It's at this point that I realize I desperately want more power.
One more lap and I come into the pits. Prunin comes over, twists a knob on the multi-function wheel, and says, "Ok, now you've got the 150 (kW)." That's what they use for the race. I am pleased.
The bump from 160 to 200 HP makes itself known, not so much on the straightaways where torque bleeds off, but when I keep it pegged through turn seven again. I hesitate for a fraction of a second, knowing that if I stuff it I'll ruin my both colleague's day and my host's week, and possibly have to remember the very specific exiting protocol (jump out to avoid possible, if improbable, electrocution). But there's trust now, and my planted right foot is reward with neck-punishing grip.
When I make it back into the pits, it takes a moment for the adrenaline to wear off. But it wasn't the same. Unlike past track experiences, there wasn't that unhinged sense of skirting the limit of my capabilities. It wasn't a white-knuckled brawl to match grip with speed or intestinal fortitude with self-preservation. It wasn't nuts. It was just… fun. And I'm not sure how I feel about that.
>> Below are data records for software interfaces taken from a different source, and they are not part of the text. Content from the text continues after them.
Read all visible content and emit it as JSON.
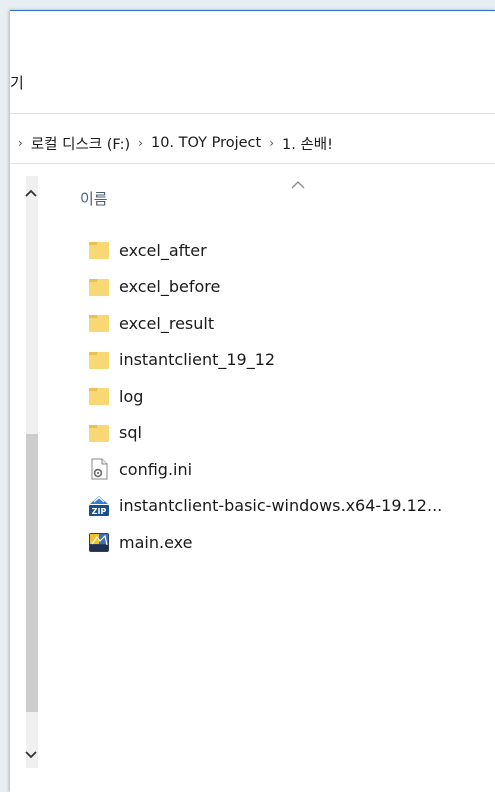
{
  "window": {
    "ribbon_tab_label": "기"
  },
  "address": {
    "crumbs": [
      "로컬 디스크 (F:)",
      "10. TOY Project",
      "1. 손배!"
    ]
  },
  "columns": {
    "name": "이름"
  },
  "files": [
    {
      "name": "excel_after",
      "icon": "folder-icon"
    },
    {
      "name": "excel_before",
      "icon": "folder-icon"
    },
    {
      "name": "excel_result",
      "icon": "folder-icon"
    },
    {
      "name": "instantclient_19_12",
      "icon": "folder-icon"
    },
    {
      "name": "log",
      "icon": "folder-icon"
    },
    {
      "name": "sql",
      "icon": "folder-icon"
    },
    {
      "name": "config.ini",
      "icon": "config-file-icon"
    },
    {
      "name": "instantclient-basic-windows.x64-19.12...",
      "icon": "zip-file-icon"
    },
    {
      "name": "main.exe",
      "icon": "exe-file-icon"
    }
  ],
  "colors": {
    "accent": "#2b73c8",
    "folder": "#f8d775",
    "header_text": "#4c607a"
  }
}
Formula cars haven't really changed much in the past several decades. They're still open-wheeled, with the driver posted ahead of a mid-mounted engine sending power to the rear wheels. To make them work, you've got to be in full-on, butt-puckering attack mode, with hot brakes, sticky tires, and enough speed for the aero to shove it into the ground. I drove a Formula 2000 car once and thought I'd die. Driving this all-electric variant wasn't like that at all, and that might be a problem, at least for now.
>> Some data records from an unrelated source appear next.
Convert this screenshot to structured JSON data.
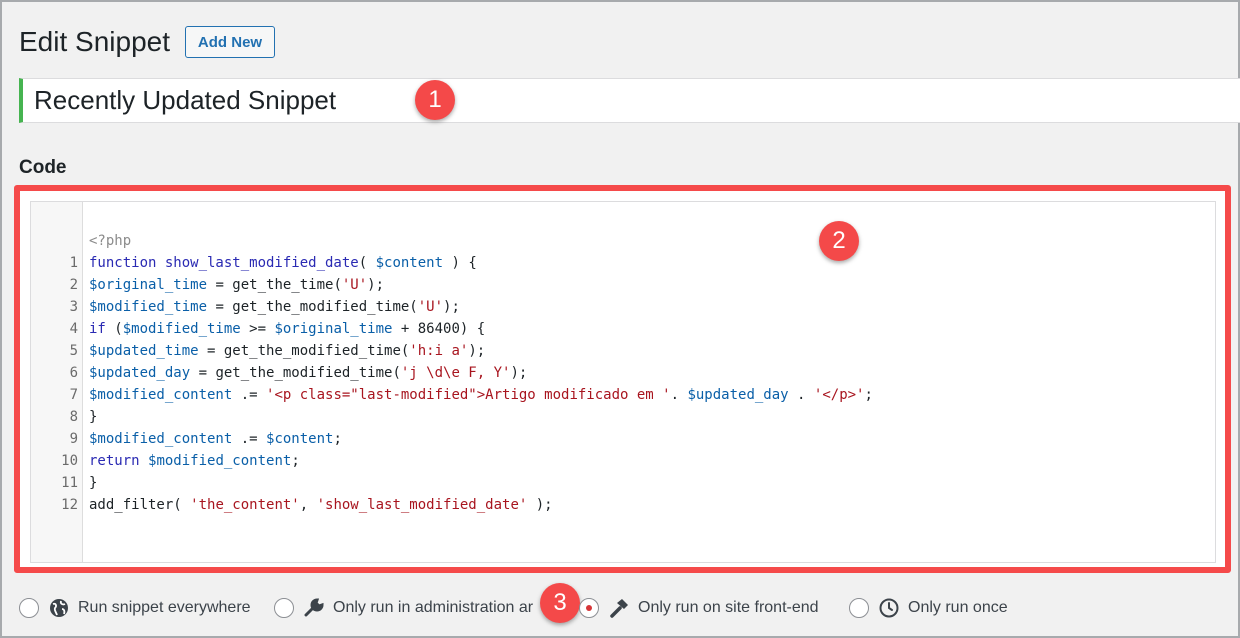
{
  "header": {
    "title": "Edit Snippet",
    "add_new_label": "Add New"
  },
  "snippet": {
    "title": "Recently Updated Snippet",
    "code_label": "Code",
    "header_comment": "<?php",
    "lines": [
      {
        "n": "1",
        "tokens": [
          [
            "kw",
            "function "
          ],
          [
            "kw",
            "show_last_modified_date"
          ],
          [
            "plain",
            "( "
          ],
          [
            "var",
            "$content"
          ],
          [
            "plain",
            " ) {"
          ]
        ]
      },
      {
        "n": "2",
        "tokens": [
          [
            "var",
            "$original_time"
          ],
          [
            "plain",
            " = get_the_time("
          ],
          [
            "str",
            "'U'"
          ],
          [
            "plain",
            ");"
          ]
        ]
      },
      {
        "n": "3",
        "tokens": [
          [
            "var",
            "$modified_time"
          ],
          [
            "plain",
            " = get_the_modified_time("
          ],
          [
            "str",
            "'U'"
          ],
          [
            "plain",
            ");"
          ]
        ]
      },
      {
        "n": "4",
        "tokens": [
          [
            "kw",
            "if"
          ],
          [
            "plain",
            " ("
          ],
          [
            "var",
            "$modified_time"
          ],
          [
            "plain",
            " >= "
          ],
          [
            "var",
            "$original_time"
          ],
          [
            "plain",
            " + 86400) {"
          ]
        ]
      },
      {
        "n": "5",
        "tokens": [
          [
            "var",
            "$updated_time"
          ],
          [
            "plain",
            " = get_the_modified_time("
          ],
          [
            "str",
            "'h:i a'"
          ],
          [
            "plain",
            ");"
          ]
        ]
      },
      {
        "n": "6",
        "tokens": [
          [
            "var",
            "$updated_day"
          ],
          [
            "plain",
            " = get_the_modified_time("
          ],
          [
            "str",
            "'j \\d\\e F, Y'"
          ],
          [
            "plain",
            ");"
          ]
        ]
      },
      {
        "n": "7",
        "tokens": [
          [
            "var",
            "$modified_content"
          ],
          [
            "plain",
            " .= "
          ],
          [
            "str",
            "'<p class=\"last-modified\">Artigo modificado em '"
          ],
          [
            "plain",
            ". "
          ],
          [
            "var",
            "$updated_day"
          ],
          [
            "plain",
            " . "
          ],
          [
            "str",
            "'</p>'"
          ],
          [
            "plain",
            ";"
          ]
        ]
      },
      {
        "n": "8",
        "tokens": [
          [
            "plain",
            "}"
          ]
        ]
      },
      {
        "n": "9",
        "tokens": [
          [
            "var",
            "$modified_content"
          ],
          [
            "plain",
            " .= "
          ],
          [
            "var",
            "$content"
          ],
          [
            "plain",
            ";"
          ]
        ]
      },
      {
        "n": "10",
        "tokens": [
          [
            "kw",
            "return"
          ],
          [
            "plain",
            " "
          ],
          [
            "var",
            "$modified_content"
          ],
          [
            "plain",
            ";"
          ]
        ]
      },
      {
        "n": "11",
        "tokens": [
          [
            "plain",
            "}"
          ]
        ]
      },
      {
        "n": "12",
        "tokens": [
          [
            "plain",
            "add_filter( "
          ],
          [
            "str",
            "'the_content'"
          ],
          [
            "plain",
            ", "
          ],
          [
            "str",
            "'show_last_modified_date'"
          ],
          [
            "plain",
            " );"
          ]
        ]
      }
    ]
  },
  "annotations": {
    "badge1": "1",
    "badge2": "2",
    "badge3": "3"
  },
  "scope_options": [
    {
      "label": "Run snippet everywhere",
      "icon": "globe-icon",
      "checked": false
    },
    {
      "label": "Only run in administration ar",
      "icon": "wrench-icon",
      "checked": false
    },
    {
      "label": "Only run on site front-end",
      "icon": "hammer-icon",
      "checked": true
    },
    {
      "label": "Only run once",
      "icon": "clock-icon",
      "checked": false
    }
  ],
  "colors": {
    "highlight_border": "#f54a4a",
    "title_accent": "#46b450",
    "link": "#2271b1"
  }
}
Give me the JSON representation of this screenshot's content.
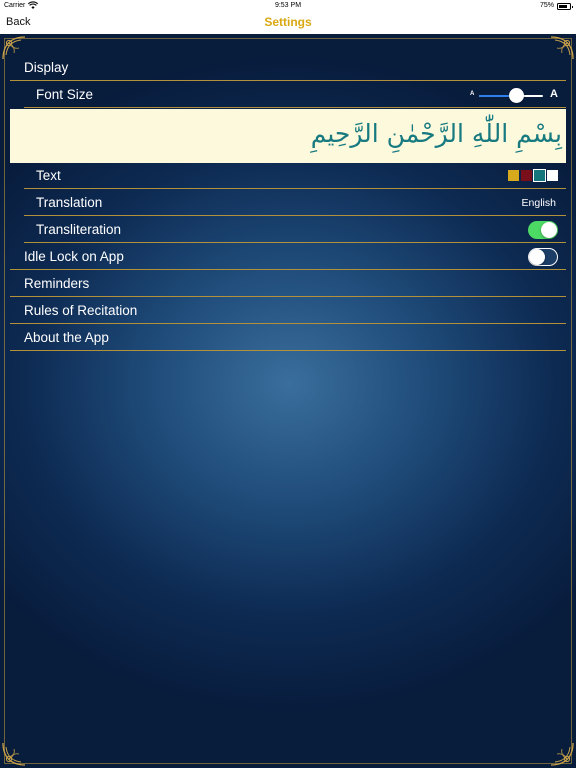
{
  "status_bar": {
    "carrier": "Carrier",
    "time": "9:53 PM",
    "battery": "75%"
  },
  "nav": {
    "back_label": "Back",
    "title": "Settings"
  },
  "settings": {
    "display": {
      "label": "Display"
    },
    "font_size": {
      "label": "Font Size",
      "small_glyph": "A",
      "large_glyph": "A",
      "level": 0.58
    },
    "preview_text": "بِسْمِ اللّٰهِ الرَّحْمٰنِ الرَّحِيمِ",
    "text_color": {
      "label": "Text",
      "options": [
        "#d6aa1c",
        "#7a0f1c",
        "#15777b",
        "#ffffff"
      ],
      "selected": "#15777b"
    },
    "translation": {
      "label": "Translation",
      "value": "English"
    },
    "transliteration": {
      "label": "Transliteration",
      "enabled": true
    },
    "idle_lock": {
      "label": "Idle Lock on App",
      "enabled": false
    },
    "reminders": {
      "label": "Reminders"
    },
    "rules": {
      "label": "Rules of Recitation"
    },
    "about": {
      "label": "About the App"
    }
  },
  "colors": {
    "accent_gold": "#d9a813",
    "divider_gold": "#b3903a",
    "toggle_on": "#4cd964",
    "preview_bg": "#fdf9dc",
    "preview_text": "#177a80"
  }
}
The fact the organizers saw fit to put a bunch of rookies into a race car and expected everything to be okay speaks for itself, particularly given the lack of electronic aids to save us from our own hamfists.
However, add 19 other racers to the mix on a tight, confined street circuit, all with the same chassis and power, and you've got the makings of a spectacle. That's what Formula E needs to be to survive, and based on both the season opener and the last round in Buenos Aires, the ingredients are there. But is it enough to survive?
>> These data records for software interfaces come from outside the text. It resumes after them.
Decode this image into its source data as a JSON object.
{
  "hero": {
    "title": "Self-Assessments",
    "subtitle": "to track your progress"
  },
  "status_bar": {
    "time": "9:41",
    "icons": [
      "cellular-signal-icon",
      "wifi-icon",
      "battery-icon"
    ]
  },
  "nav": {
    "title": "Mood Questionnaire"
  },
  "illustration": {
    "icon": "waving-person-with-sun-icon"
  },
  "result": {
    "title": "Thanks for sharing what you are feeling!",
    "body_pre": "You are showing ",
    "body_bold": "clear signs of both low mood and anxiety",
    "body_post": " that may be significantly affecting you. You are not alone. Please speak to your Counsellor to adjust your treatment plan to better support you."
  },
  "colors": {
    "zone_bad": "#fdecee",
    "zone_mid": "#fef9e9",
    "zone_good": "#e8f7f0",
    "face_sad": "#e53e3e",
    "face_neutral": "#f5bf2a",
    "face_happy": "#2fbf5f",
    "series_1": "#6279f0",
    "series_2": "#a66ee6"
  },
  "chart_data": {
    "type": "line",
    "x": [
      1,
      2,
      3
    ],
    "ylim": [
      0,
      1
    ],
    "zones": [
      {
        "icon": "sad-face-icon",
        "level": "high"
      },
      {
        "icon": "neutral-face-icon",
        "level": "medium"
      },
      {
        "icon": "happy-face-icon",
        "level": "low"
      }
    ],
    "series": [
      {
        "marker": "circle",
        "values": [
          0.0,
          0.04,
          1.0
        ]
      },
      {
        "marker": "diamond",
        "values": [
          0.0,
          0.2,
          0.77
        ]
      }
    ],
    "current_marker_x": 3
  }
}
Motorsport heavy-hitters like Andretti, Audi, and Renault – just to name a few – don't waste their time or resources on complete flights of fancy. They're not just in it for the racing or some kind of greenwashing, but for the chance of bringing the lessons learned – particularly on the battery side – to the street. Combine that with a recent (and sizable) round of investment earlier this week from Liberty Global and Discovery, and Formula E's CEO Alejandro Agag assures me that the series will survive "at least five, maybe ten years" into the future.
I hope he's right, because there is something here; something worth paying attention to. It may be experimentally flawed and not fully formed, but that's what makes it intriguing – the potential, the accessibility, the chance to watch something completely new grow and mature. And when the time comes, maybe just a bit more juice and a bit more excitement could push the electric game forward. That's where it needs – no, deserves – to be. I'm more hopeful than before, but still skeptical. And a little extra nuttiness would help.
Photos: Formula E, Damon Lavrinc